Task goal - The expected output is the complete listing, copied word for word.

Exercise data -
□ □ □ □ □
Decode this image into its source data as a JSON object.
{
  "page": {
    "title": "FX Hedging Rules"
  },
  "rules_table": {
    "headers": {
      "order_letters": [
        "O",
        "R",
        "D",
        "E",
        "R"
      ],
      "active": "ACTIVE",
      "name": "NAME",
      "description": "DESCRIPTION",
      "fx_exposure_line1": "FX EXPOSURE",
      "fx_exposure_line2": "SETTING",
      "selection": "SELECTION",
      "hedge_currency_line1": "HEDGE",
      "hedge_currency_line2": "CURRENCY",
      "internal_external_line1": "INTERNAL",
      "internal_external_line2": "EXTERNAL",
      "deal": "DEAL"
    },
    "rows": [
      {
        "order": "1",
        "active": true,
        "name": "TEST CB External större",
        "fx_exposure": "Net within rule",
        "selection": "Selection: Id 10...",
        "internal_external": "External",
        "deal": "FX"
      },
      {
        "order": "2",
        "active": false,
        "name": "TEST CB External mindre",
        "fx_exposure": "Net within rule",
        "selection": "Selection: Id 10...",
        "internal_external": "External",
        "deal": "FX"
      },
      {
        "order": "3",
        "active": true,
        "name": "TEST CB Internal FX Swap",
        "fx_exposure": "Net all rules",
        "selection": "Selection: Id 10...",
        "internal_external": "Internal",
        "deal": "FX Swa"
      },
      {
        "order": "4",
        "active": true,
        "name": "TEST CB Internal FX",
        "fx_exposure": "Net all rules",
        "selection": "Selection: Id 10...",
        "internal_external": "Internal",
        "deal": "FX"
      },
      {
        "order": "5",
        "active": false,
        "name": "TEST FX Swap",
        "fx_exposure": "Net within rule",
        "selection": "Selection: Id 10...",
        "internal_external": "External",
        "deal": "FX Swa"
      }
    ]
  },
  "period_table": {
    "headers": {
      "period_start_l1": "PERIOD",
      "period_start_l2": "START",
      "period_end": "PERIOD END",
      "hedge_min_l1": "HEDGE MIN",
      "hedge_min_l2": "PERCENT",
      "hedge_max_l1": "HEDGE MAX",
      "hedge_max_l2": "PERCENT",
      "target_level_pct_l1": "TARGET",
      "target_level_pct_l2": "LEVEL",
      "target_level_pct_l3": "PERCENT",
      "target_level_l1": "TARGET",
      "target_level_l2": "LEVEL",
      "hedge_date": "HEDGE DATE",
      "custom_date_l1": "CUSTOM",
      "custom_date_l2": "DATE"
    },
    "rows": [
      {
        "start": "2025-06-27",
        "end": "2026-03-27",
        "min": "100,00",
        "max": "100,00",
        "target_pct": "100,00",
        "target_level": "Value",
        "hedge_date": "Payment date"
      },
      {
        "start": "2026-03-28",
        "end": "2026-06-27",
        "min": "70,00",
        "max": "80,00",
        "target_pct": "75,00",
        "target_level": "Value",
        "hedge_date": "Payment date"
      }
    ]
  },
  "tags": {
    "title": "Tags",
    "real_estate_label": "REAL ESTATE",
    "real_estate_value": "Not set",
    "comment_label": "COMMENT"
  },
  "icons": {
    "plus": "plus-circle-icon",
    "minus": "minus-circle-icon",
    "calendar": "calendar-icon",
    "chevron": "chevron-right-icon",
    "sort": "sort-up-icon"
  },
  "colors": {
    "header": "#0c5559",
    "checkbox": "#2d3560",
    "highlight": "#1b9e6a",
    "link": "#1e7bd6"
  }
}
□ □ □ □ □
Task solution -
Decode this image into its source data as a JSON object.
{
  "page": {
    "title": "FX Hedging Rules"
  },
  "rules_table": {
    "headers": {
      "order_letters": [
        "O",
        "R",
        "D",
        "E",
        "R"
      ],
      "active": "ACTIVE",
      "name": "NAME",
      "description": "DESCRIPTION",
      "fx_exposure_line1": "FX EXPOSURE",
      "fx_exposure_line2": "SETTING",
      "selection": "SELECTION",
      "hedge_currency_line1": "HEDGE",
      "hedge_currency_line2": "CURRENCY",
      "internal_external_line1": "INTERNAL",
      "internal_external_line2": "EXTERNAL",
      "deal": "DEAL"
    },
    "rows": [
      {
        "order": "1",
        "active": true,
        "name": "TEST CB External större",
        "fx_exposure": "Net within rule",
        "selection": "Selection: Id 10...",
        "internal_external": "External",
        "deal": "FX"
      },
      {
        "order": "2",
        "active": false,
        "name": "TEST CB External mindre",
        "fx_exposure": "Net within rule",
        "selection": "Selection: Id 10...",
        "internal_external": "External",
        "deal": "FX"
      },
      {
        "order": "3",
        "active": true,
        "name": "TEST CB Internal FX Swap",
        "fx_exposure": "Net all rules",
        "selection": "Selection: Id 10...",
        "internal_external": "Internal",
        "deal": "FX Swa"
      },
      {
        "order": "4",
        "active": true,
        "name": "TEST CB Internal FX",
        "fx_exposure": "Net all rules",
        "selection": "Selection: Id 10...",
        "internal_external": "Internal",
        "deal": "FX"
      },
      {
        "order": "5",
        "active": false,
        "name": "TEST FX Swap",
        "fx_exposure": "Net within rule",
        "selection": "Selection: Id 10...",
        "internal_external": "External",
        "deal": "FX Swa"
      }
    ]
  },
  "period_table": {
    "headers": {
      "period_start_l1": "PERIOD",
      "period_start_l2": "START",
      "period_end": "PERIOD END",
      "hedge_min_l1": "HEDGE MIN",
      "hedge_min_l2": "PERCENT",
      "hedge_max_l1": "HEDGE MAX",
      "hedge_max_l2": "PERCENT",
      "target_level_pct_l1": "TARGET",
      "target_level_pct_l2": "LEVEL",
      "target_level_pct_l3": "PERCENT",
      "target_level_l1": "TARGET",
      "target_level_l2": "LEVEL",
      "hedge_date": "HEDGE DATE",
      "custom_date_l1": "CUSTOM",
      "custom_date_l2": "DATE"
    },
    "rows": [
      {
        "start": "2025-06-27",
        "end": "2026-03-27",
        "min": "100,00",
        "max": "100,00",
        "target_pct": "100,00",
        "target_level": "Value",
        "hedge_date": "Payment date"
      },
      {
        "start": "2026-03-28",
        "end": "2026-06-27",
        "min": "70,00",
        "max": "80,00",
        "target_pct": "75,00",
        "target_level": "Value",
        "hedge_date": "Payment date"
      }
    ]
  },
  "tags": {
    "title": "Tags",
    "real_estate_label": "REAL ESTATE",
    "real_estate_value": "Not set",
    "comment_label": "COMMENT"
  },
  "icons": {
    "plus": "plus-circle-icon",
    "minus": "minus-circle-icon",
    "calendar": "calendar-icon",
    "chevron": "chevron-right-icon",
    "sort": "sort-up-icon"
  },
  "colors": {
    "header": "#0c5559",
    "checkbox": "#2d3560",
    "highlight": "#1b9e6a",
    "link": "#1e7bd6"
  }
}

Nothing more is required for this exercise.